Bryan Wirball: 2021 candidate for St. Charles City Council, Ward 4
City: St. Charles
Occupation: Technology specialist
Employer: I work for a large multinational technology company
Civic involvement: Commissioner, City of St. Charles Zoning Board of Appeals; Commissioner, City of St. Charles Natural Resources Commission; Board Member, St. Charles Education Foundation; Member, School District 303 Citizen Advisory Committee; Member and volunteer, St. Charles History Museum; Co-President, St. Charles Breakfast Rotary Club; Volunteer, It's Our Fox River Day Cleanup
Q. How do you view your role in confronting the pandemic: provide leadership even if unpopular, give a voice to constituents -- even ones with whom you disagree, or defer to state and federal authorities?
A. My role in confronting the pandemic would be to continue to follow and support the established public health guidelines from the CDC and Illinois Department of Public Health to ensure the safety and health of our residents. I believe we can all play a role together in confronting the pandemic locally by following public health guidelines, and by collaborating with state and federal authorities. I also believe it is important for the city to continue to collaborate with the Kane County Health Department so that updated information is available to our residents on the City website.
Q. Did your town continue to adequately serve its constituents during the disruptions caused by the pandemic? If so, please cite an example of how it successfully adjusted to providing services. If not, please cite a specific example of what could have been done better.
A. Yes, I believe our City provided adequate service to our residents during the disruptions caused by the pandemic. I feel our city staff was able to adapt and navigate their way through safely and as best they could given these unprecedented times. All of our essential services continued such as electric, water, sewer, and street service. Our City snowplows have done an excellent job at keeping our streets clean. Our first responders have also done an excellent job providing their essential services to the community during the pandemic.
Q. In light of our experiences with COVID-19, what safeguards/guidelines should you put in place to address any future public health crises?

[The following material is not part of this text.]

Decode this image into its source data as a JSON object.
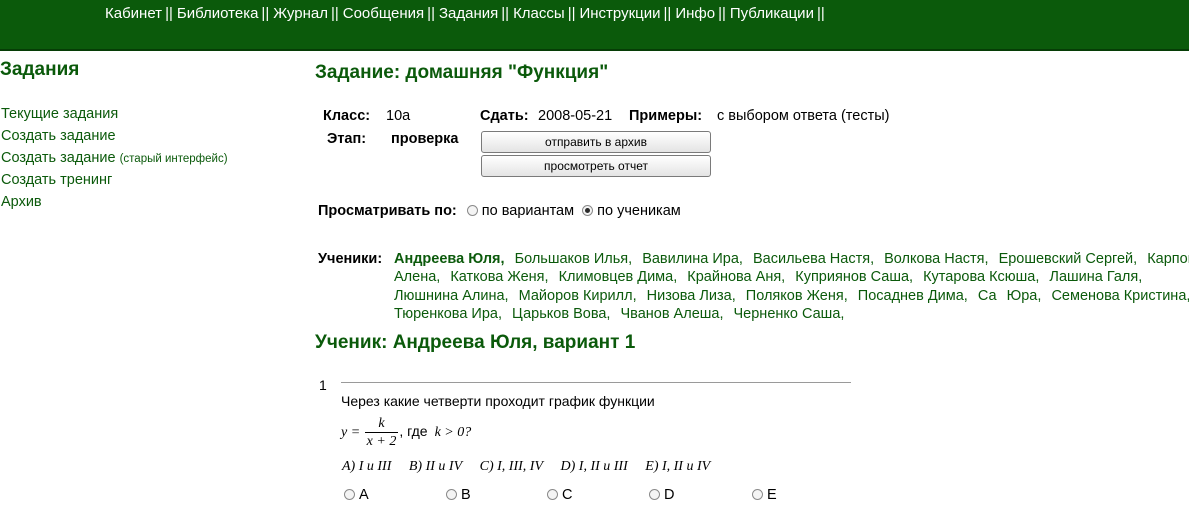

A. I believe it is important for our city to maintain a collaborative partnership with the lead agencies in this matter: the Illinois Department of Public Health and the Kane County Health Department. This partnership will provide professional guidance to formulate a strategic response for any future public health crises. I also feel the City should continue to utilize and maintain technology that supports the ability to transition to remote work and meetings during a public health crisis.
Q. What cuts can local government make to reduce the burden of the pandemic on taxpayers?
A. I support the City's initial $2.4 million budget cuts from June 2020. Additionally, I would defer the purchase of any new vehicles, heavy equipment, and postpone the filling of any nonessential positions as attrition occurs. The city should continue to reduce spending for training and nonessential travel. Moving forward, any additional cuts should be prioritized based on the impact the cut will have on city services and operation. That is to say, the least impactful cuts should be considered first. Any additional grants or other funding sources should also be explored in order to defer operational costs.
Q. What do you see as the most important infrastructure project you must address? Why and how should it be paid for? Conversely, during these uncertain economic times, what infrastructure project can be put on the back burner?
A. I believe our aging water mains and sewer mains, along with our-undersized wastewater treatment plants and other well improvements are important infrastructure projects that need to be addressed. These improvements will address capacity and pressure issues, water quality, and support future economic growth in our community. These projects would also improve the quality of life for residents. I also believe we should at least partially fund infrastructure projects via the municipal cannabis tax revenue. I believe a brief suspension of the paving program could be implemented, if necessary, to assist by redirecting funds to more pressing infrastructure priorities.
One additional, proposed project that has been discussed, and I would definitely not support, would be any sale or redevelopment of the current city hall. Not only is the building iconic and integral to the culture of our community, the relocation cost of city offices, along with the required building of a new city structure would create an unnecessary burden on taxpayers totaling millions of dollars.
Q. Do you agree or disagree with the stance your board/council has taken on permitting recreational marijuana sales in the community? What would you change about that stance, if you could?
A. I respect the decision made by the City Council. Looking back, another option could have been to consider a referendum on the issue like the one held in the City of Batavia. The result would then be honored as the will of the people. The question going forward is determining where to allocate the cannabis tax revenue -- I would like to see at least some of this revenue allocated toward important infrastructure improvements/upgrades that are needed throughout our community.
Q. What's one good idea you have to better the community that no one is talking about yet?
A. I would support the creation of an Economic Development Commission. This Commission would serve as an advisory Board to our Economic and Community Development team as well as support the activities of the St. Charles Business Alliance. I envision members of this Commission to represent segments of our business community, specifically real estate, banking, retail, and hospitality, to name a few. The goal of the Commission will be to support business retention and attraction.